The B.C. Lottery Corporation has chosen Delta as its preferred location for a new casino south of the Fraser River.
On Nov. 9, the BCLC announced the Corporation of Delta as its preferred host local government for a potential new gambling and entertainment facility, selecting Delta based on a variety of factors including strong market potential, community plans and transportation access.
The potential casino would be a relocation of Surrey’s Newton Community Gaming Centre and would be expanded to include more gambling and entertainment options. Gateway Casinos & Entertainment Ltd., the private-sector service provider of the Newton Community Gaming Centre, would own or lease the new facility on BCLC’s behalf, and operate it on a day-to-day basis.
In early June the BCLC asked local governments south of the Fraser to submit expressions of interest in hosting a potential gambling and entertainment facility. Delta and the Tsawwassen First Nation both threw their hats in the ring, while the City of Surrey declined.

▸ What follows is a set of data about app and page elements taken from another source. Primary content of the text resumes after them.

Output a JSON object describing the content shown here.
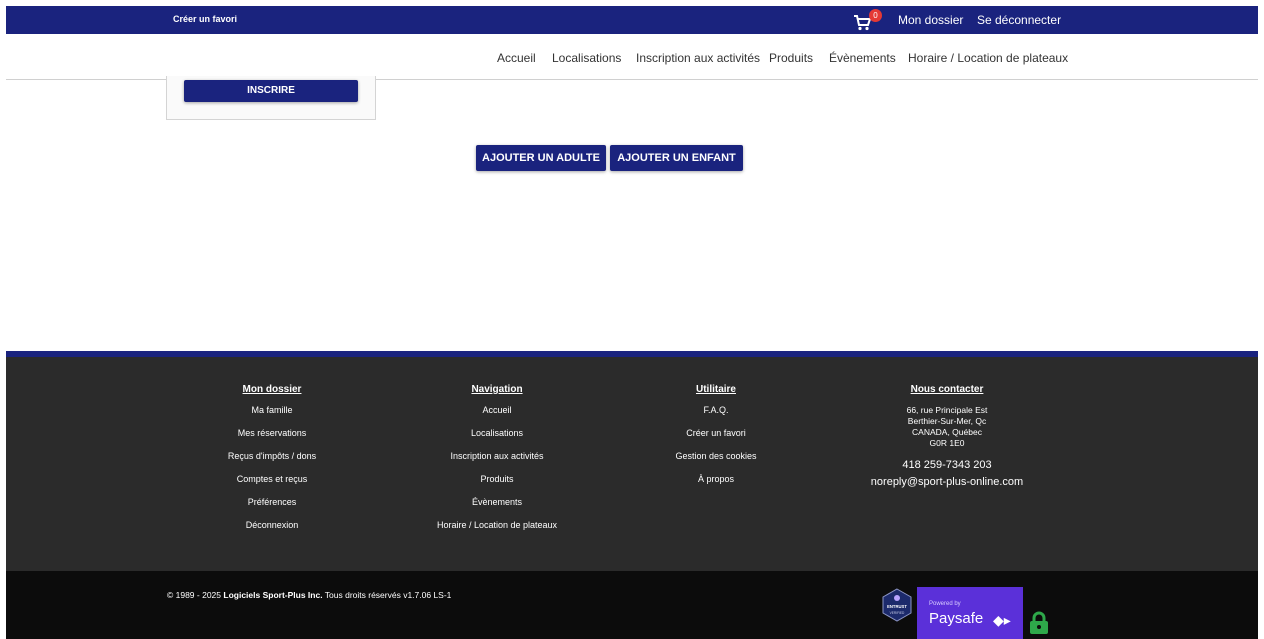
{
  "topbar": {
    "create_favorite": "Créer un favori",
    "cart_count": "0",
    "my_account": "Mon dossier",
    "logout": "Se déconnecter",
    "colors": {
      "bar": "#1a237e",
      "badge": "#e53935"
    }
  },
  "nav": {
    "items": [
      "Accueil",
      "Localisations",
      "Inscription aux activités",
      "Produits",
      "Évènements",
      "Horaire / Location de plateaux"
    ]
  },
  "main": {
    "register_button": "INSCRIRE",
    "add_adult_button": "AJOUTER UN ADULTE",
    "add_child_button": "AJOUTER UN ENFANT"
  },
  "footer": {
    "account": {
      "heading": "Mon dossier",
      "links": [
        "Ma famille",
        "Mes réservations",
        "Reçus d'impôts / dons",
        "Comptes et reçus",
        "Préférences",
        "Déconnexion"
      ]
    },
    "navigation": {
      "heading": "Navigation",
      "links": [
        "Accueil",
        "Localisations",
        "Inscription aux activités",
        "Produits",
        "Évènements",
        "Horaire / Location de plateaux"
      ]
    },
    "utility": {
      "heading": "Utilitaire",
      "links": [
        "F.A.Q.",
        "Créer un favori",
        "Gestion des cookies",
        "À propos"
      ]
    },
    "contact": {
      "heading": "Nous contacter",
      "address": [
        "66, rue Principale Est",
        "Berthier-Sur-Mer, Qc",
        "CANADA, Québec",
        "G0R 1E0"
      ],
      "phone": "418 259-7343 203",
      "email": "noreply@sport-plus-online.com"
    }
  },
  "bottom": {
    "copyright_prefix": "© 1989 - 2025",
    "company": "Logiciels Sport-Plus Inc.",
    "copyright_suffix": "Tous droits réservés v1.7.06 LS-1",
    "entrust_label": "ENTRUST",
    "entrust_sub": "VERIFIED",
    "paysafe_powered": "Powered by",
    "paysafe_name": "Paysafe",
    "paysafe_color": "#5b30d9",
    "lock_color": "#2ea84a"
  }
}
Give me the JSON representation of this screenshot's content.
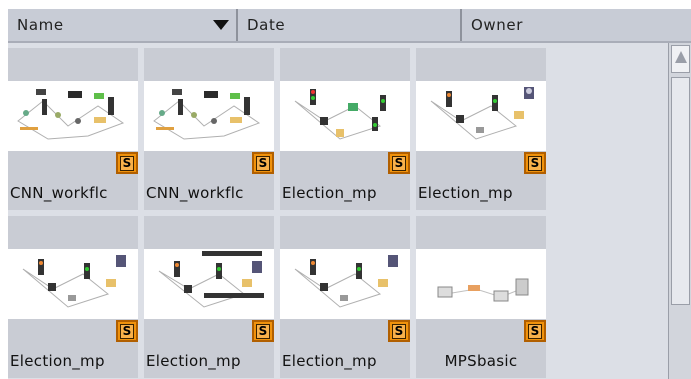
{
  "columns": {
    "name": "Name",
    "date": "Date",
    "owner": "Owner"
  },
  "badge_letter": "S",
  "files": [
    {
      "name": "CNN_workflc",
      "thumb": "cnn-workflow-diagram"
    },
    {
      "name": "CNN_workflc",
      "thumb": "cnn-workflow-diagram"
    },
    {
      "name": "Election_mp",
      "thumb": "election-diagram"
    },
    {
      "name": "Election_mp",
      "thumb": "election-diagram"
    },
    {
      "name": "Election_mp",
      "thumb": "election-diagram"
    },
    {
      "name": "Election_mp",
      "thumb": "election-diagram-banner"
    },
    {
      "name": "Election_mp",
      "thumb": "election-diagram"
    },
    {
      "name": "MPSbasic",
      "thumb": "mps-basic-diagram"
    }
  ],
  "colors": {
    "badge": "#f0920c",
    "header": "#c8ccd6",
    "grid_background": "#dcdfe6"
  }
}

On June 27, Delta council voted unanimously to submit a non-binding expression of interest for a gaming facility in the municipality. At the time, municipal staff identified the 11-acre Delta Town & Country Inn property at the intersection of Hwy. 99 and Hwy. 17A/62b St. as the only location they would support for development of a gaming facility and entertainment complex.
“It’s isolated, it’s not near schools, it’s not in the communities [and] people won’t be driving there through communities,” George Harvie, Delta’s chief administrative officer, told council. “The area’s sited for upgrades with the new [bridge] coming in, so to us it’s a perfect site.”
Ron Toigo of Shato Holdings Ltd., the owner of the Delta Town & Country Inn, expressed support for the corporation considering the property for the site of a new gaming facility and entertainment complex in a letter to the mayor dated June 16.
However, the BCLC’s announcement on Wednesday said that the Delta Town and Country Inn “is not a suitable location due to its distance from the identified market opportunity and its proximity to the River Rock Casino Resort,” adding it will work with Gateway to “determine a more suitable location that, combined with size and scope details, will form a gaming facility proposal for Delta’s consideration.”
The announcement also said the BCLC respects the authority of local governments to choose whether they want a gambling facility in their community and will only consider pursuing development in communities where local governments indicate interest.
According to a BCLC background document, a new gaming facility in the region could generate between $25 million and $50 million in incremental revenue. Host local governments would receive 10 per cent of net gaming income in their communities, meaning a casino could bring the Corporation of Delta about $1.5 million to $3 million per year.